Pon Kaya / Original Kaya

Publié le par Tiger LEE

Geumgwan Gaya, also known as Bongaya (본가야, 本伽倻) (meaning the "original Gaya") was a major chiefdom of the Gaya confederacy. It is believed to have been located in modern-day Gimhae, South Gyeongsang, near the mouth of the Nakdong River. Aided by its strategic location, this kingdom played a dominant role in the regional affairs from the Byeonhan period forward.

According to Samguk Yusa, Geumgwan Gaya was made of 9 villages and King Suro united them. Geumgwan Gaya existed from 43 to 532.

Royal tombs attributed to Geumgwan Gaya were unearthed in Daeseong-dong, Gimhae in the early 1990s. Interestingly, this tomb complex appears to have been used since Byeonhan times. However, a sharp break in burial styles is found around the later 3rd century. Burial forms associated with North Asian nomadic peoples, such as the burial of horses with the dead, suddenly replace earlier forms in the tombs of the elite (Cheol 2000). In addition, earlier burials were systematically destroyed. Partially on this basis, Cheol (2000) argues that the rulership of Geumgwan Gaya was taken over by invaders from Buyeo after the decline of the Chinese commanderies.

After Geumgwan Gaya capitulated to Silla in 532, the royal house was accepted into the Silla aristocracy and given the rank of "true bone," the second-highest level of the Silla bone rank system.
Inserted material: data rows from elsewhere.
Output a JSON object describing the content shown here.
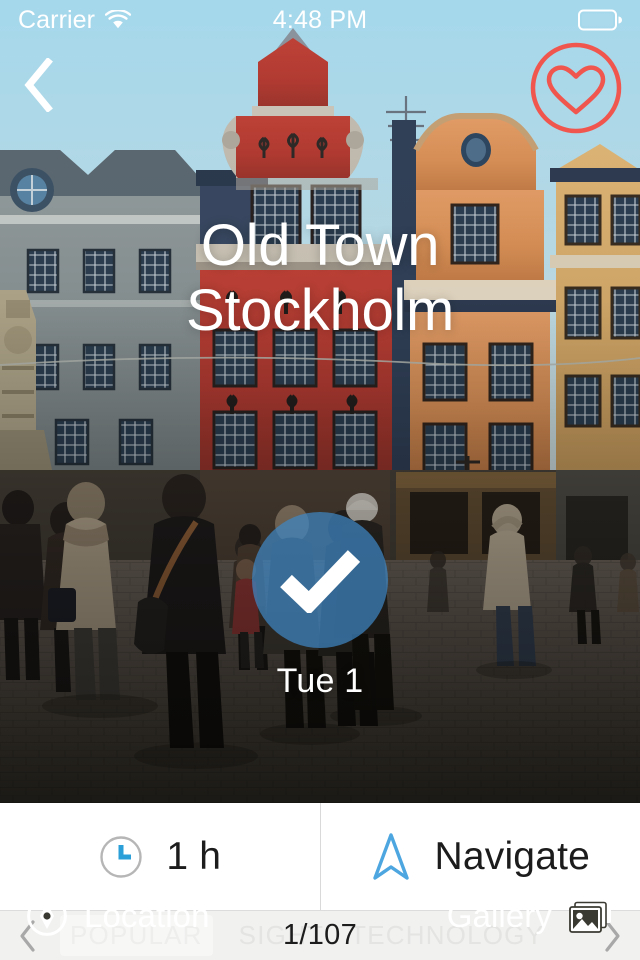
{
  "status_bar": {
    "carrier": "Carrier",
    "wifi_icon": "wifi-icon",
    "time": "4:48 PM",
    "battery_icon": "battery-icon"
  },
  "nav": {
    "back_icon": "chevron-left-icon",
    "favorite_icon": "heart-outline-icon",
    "favorite_color": "#F0564E"
  },
  "hero": {
    "title_line1": "Old Town",
    "title_line2": "Stockholm",
    "photo_alt": "Stortorget square Old Town Stockholm"
  },
  "check_badge": {
    "check_icon": "checkmark-icon",
    "day_label": "Tue 1",
    "circle_color": "#3F86C4"
  },
  "hero_actions": {
    "location": {
      "label": "Location",
      "icon": "compass-icon"
    },
    "gallery": {
      "label": "Gallery",
      "icon": "photo-stack-icon"
    }
  },
  "action_bar": {
    "duration": {
      "label": "1 h",
      "icon": "clock-icon",
      "icon_color": "#2A9FD8"
    },
    "navigate": {
      "label": "Navigate",
      "icon": "navigation-arrow-icon",
      "icon_color": "#4DA6E0"
    }
  },
  "pager": {
    "prev_icon": "chevron-left-icon",
    "next_icon": "chevron-right-icon",
    "count": "1/107",
    "ghost_tags": [
      "POPULAR",
      "SIGHT",
      "TECHNOLOGY"
    ]
  }
}
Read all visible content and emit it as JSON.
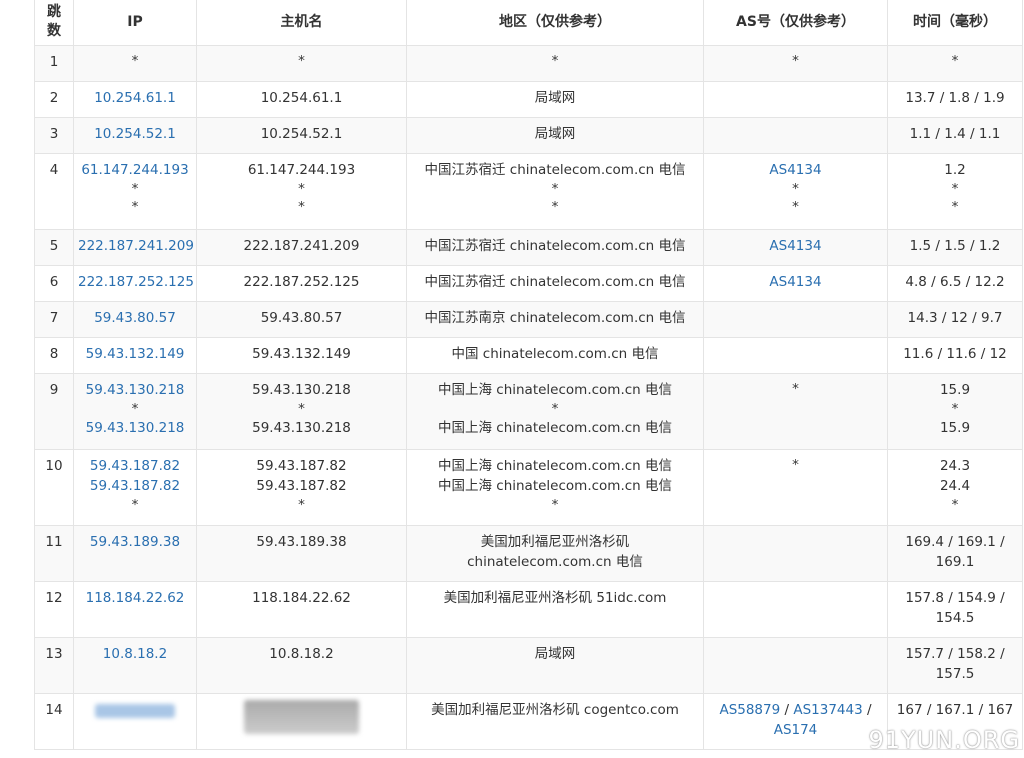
{
  "headers": {
    "hop": "跳数",
    "ip": "IP",
    "host": "主机名",
    "region": "地区（仅供参考）",
    "as": "AS号（仅供参考）",
    "time": "时间（毫秒）"
  },
  "rows": [
    {
      "hop": "1",
      "ip": [
        "*"
      ],
      "host": [
        "*"
      ],
      "region": [
        "*"
      ],
      "as": [
        "*"
      ],
      "time": [
        "*"
      ]
    },
    {
      "hop": "2",
      "ip": [
        "10.254.61.1"
      ],
      "host": [
        "10.254.61.1"
      ],
      "region": [
        "局域网"
      ],
      "as": [],
      "time": [
        "13.7 / 1.8 / 1.9"
      ]
    },
    {
      "hop": "3",
      "ip": [
        "10.254.52.1"
      ],
      "host": [
        "10.254.52.1"
      ],
      "region": [
        "局域网"
      ],
      "as": [],
      "time": [
        "1.1 / 1.4 / 1.1"
      ]
    },
    {
      "hop": "4",
      "ip": [
        "61.147.244.193",
        "*",
        "*"
      ],
      "host": [
        "61.147.244.193",
        "*",
        "*"
      ],
      "region": [
        "中国江苏宿迁 chinatelecom.com.cn 电信",
        "*",
        "*"
      ],
      "as": [
        "AS4134",
        "*",
        "*"
      ],
      "time": [
        "1.2",
        "*",
        "*"
      ]
    },
    {
      "hop": "5",
      "ip": [
        "222.187.241.209"
      ],
      "host": [
        "222.187.241.209"
      ],
      "region": [
        "中国江苏宿迁 chinatelecom.com.cn 电信"
      ],
      "as": [
        "AS4134"
      ],
      "time": [
        "1.5 / 1.5 / 1.2"
      ]
    },
    {
      "hop": "6",
      "ip": [
        "222.187.252.125"
      ],
      "host": [
        "222.187.252.125"
      ],
      "region": [
        "中国江苏宿迁 chinatelecom.com.cn 电信"
      ],
      "as": [
        "AS4134"
      ],
      "time": [
        "4.8 / 6.5 / 12.2"
      ]
    },
    {
      "hop": "7",
      "ip": [
        "59.43.80.57"
      ],
      "host": [
        "59.43.80.57"
      ],
      "region": [
        "中国江苏南京 chinatelecom.com.cn 电信"
      ],
      "as": [],
      "time": [
        "14.3 / 12 / 9.7"
      ]
    },
    {
      "hop": "8",
      "ip": [
        "59.43.132.149"
      ],
      "host": [
        "59.43.132.149"
      ],
      "region": [
        "中国 chinatelecom.com.cn 电信"
      ],
      "as": [],
      "time": [
        "11.6 / 11.6 / 12"
      ]
    },
    {
      "hop": "9",
      "ip": [
        "59.43.130.218",
        "*",
        "59.43.130.218"
      ],
      "host": [
        "59.43.130.218",
        "*",
        "59.43.130.218"
      ],
      "region": [
        "中国上海 chinatelecom.com.cn 电信",
        "*",
        "中国上海 chinatelecom.com.cn 电信"
      ],
      "as": [
        "",
        "*",
        ""
      ],
      "time": [
        "15.9",
        "*",
        "15.9"
      ]
    },
    {
      "hop": "10",
      "ip": [
        "59.43.187.82",
        "59.43.187.82",
        "*"
      ],
      "host": [
        "59.43.187.82",
        "59.43.187.82",
        "*"
      ],
      "region": [
        "中国上海 chinatelecom.com.cn 电信",
        "中国上海 chinatelecom.com.cn 电信",
        "*"
      ],
      "as": [
        "",
        "",
        "*"
      ],
      "time": [
        "24.3",
        "24.4",
        "*"
      ]
    },
    {
      "hop": "11",
      "ip": [
        "59.43.189.38"
      ],
      "host": [
        "59.43.189.38"
      ],
      "region": [
        "美国加利福尼亚州洛杉矶",
        "chinatelecom.com.cn 电信"
      ],
      "as": [],
      "time": [
        "169.4 / 169.1 /",
        "169.1"
      ]
    },
    {
      "hop": "12",
      "ip": [
        "118.184.22.62"
      ],
      "host": [
        "118.184.22.62"
      ],
      "region": [
        "美国加利福尼亚州洛杉矶 51idc.com"
      ],
      "as": [],
      "time": [
        "157.8 / 154.9 /",
        "154.5"
      ]
    },
    {
      "hop": "13",
      "ip": [
        "10.8.18.2"
      ],
      "host": [
        "10.8.18.2"
      ],
      "region": [
        "局域网"
      ],
      "as": [],
      "time": [
        "157.7 / 158.2 /",
        "157.5"
      ]
    },
    {
      "hop": "14",
      "ip": [
        "blurred"
      ],
      "host": [
        "blurred"
      ],
      "region": [
        "美国加利福尼亚州洛杉矶 cogentco.com"
      ],
      "as": [
        "AS58879 / AS137443 /",
        "AS174"
      ],
      "time": [
        "167 / 167.1 / 167"
      ]
    }
  ],
  "watermark": "91YUN.ORG"
}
Sources :


Publié dans Introduction

Pour être informé des derniers articles, inscrivez vous :

Commenter cet article